## Requirement
Show each line in the listing below that contains the word "username".

───── Given entries ─────

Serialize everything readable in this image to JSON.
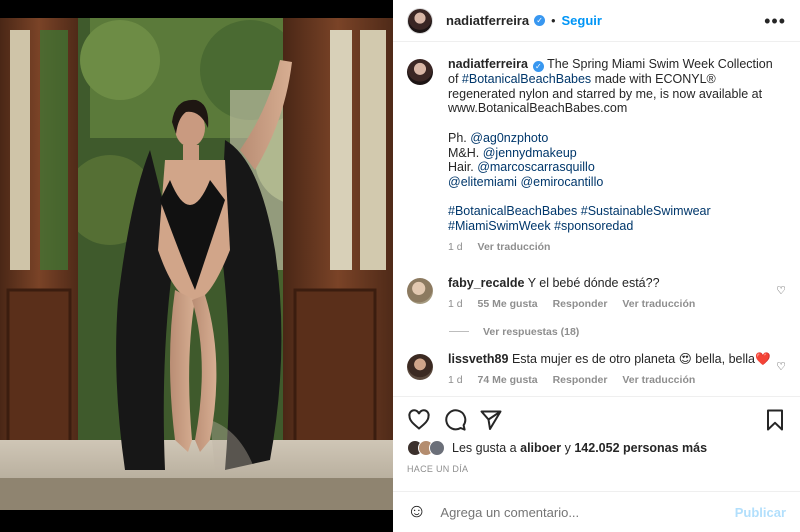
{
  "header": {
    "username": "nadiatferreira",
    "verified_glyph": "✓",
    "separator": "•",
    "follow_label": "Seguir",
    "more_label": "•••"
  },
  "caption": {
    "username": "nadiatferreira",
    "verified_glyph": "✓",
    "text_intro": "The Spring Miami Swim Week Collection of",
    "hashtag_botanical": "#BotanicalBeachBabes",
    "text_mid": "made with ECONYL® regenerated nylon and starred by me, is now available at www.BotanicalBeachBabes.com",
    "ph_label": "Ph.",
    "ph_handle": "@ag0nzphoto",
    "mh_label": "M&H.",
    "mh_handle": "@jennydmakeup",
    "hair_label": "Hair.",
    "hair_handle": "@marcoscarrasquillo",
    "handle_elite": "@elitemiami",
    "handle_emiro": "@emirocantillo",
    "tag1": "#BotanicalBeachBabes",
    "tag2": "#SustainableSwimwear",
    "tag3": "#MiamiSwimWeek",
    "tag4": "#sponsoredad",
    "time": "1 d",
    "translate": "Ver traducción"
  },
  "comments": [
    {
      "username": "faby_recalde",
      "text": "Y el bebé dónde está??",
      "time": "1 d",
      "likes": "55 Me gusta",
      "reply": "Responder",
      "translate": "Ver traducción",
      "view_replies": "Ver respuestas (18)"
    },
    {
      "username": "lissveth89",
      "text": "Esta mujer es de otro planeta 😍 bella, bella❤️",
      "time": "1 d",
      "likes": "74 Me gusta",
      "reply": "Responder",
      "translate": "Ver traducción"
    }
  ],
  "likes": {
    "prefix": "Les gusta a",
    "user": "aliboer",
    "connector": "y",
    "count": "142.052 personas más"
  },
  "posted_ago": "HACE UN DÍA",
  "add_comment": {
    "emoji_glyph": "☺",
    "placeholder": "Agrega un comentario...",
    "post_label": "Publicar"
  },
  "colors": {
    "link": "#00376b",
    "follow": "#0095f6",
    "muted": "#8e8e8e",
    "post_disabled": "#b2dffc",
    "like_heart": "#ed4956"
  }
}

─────
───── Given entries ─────

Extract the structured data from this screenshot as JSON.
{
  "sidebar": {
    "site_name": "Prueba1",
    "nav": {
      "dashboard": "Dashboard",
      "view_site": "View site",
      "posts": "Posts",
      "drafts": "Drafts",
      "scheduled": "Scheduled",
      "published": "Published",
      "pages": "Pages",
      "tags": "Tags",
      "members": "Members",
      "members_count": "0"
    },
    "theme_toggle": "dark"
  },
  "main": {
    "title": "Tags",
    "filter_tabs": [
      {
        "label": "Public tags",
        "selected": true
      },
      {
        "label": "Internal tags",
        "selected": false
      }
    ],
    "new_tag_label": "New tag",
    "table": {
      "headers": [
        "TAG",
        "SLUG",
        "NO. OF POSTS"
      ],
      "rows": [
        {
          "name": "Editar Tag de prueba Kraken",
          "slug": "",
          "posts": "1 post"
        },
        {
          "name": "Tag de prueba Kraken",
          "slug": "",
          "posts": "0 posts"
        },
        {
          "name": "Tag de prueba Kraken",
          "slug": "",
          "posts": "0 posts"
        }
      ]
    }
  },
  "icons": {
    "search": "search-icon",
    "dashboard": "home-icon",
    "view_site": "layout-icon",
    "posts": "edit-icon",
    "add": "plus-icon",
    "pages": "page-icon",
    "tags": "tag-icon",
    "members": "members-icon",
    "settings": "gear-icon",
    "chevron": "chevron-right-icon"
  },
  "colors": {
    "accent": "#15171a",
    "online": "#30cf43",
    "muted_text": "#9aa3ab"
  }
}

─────

## Exercise response
    "username": "nadiatferreira",
    "username": "nadiatferreira",
      "username": "faby_recalde",
      "username": "lissveth89",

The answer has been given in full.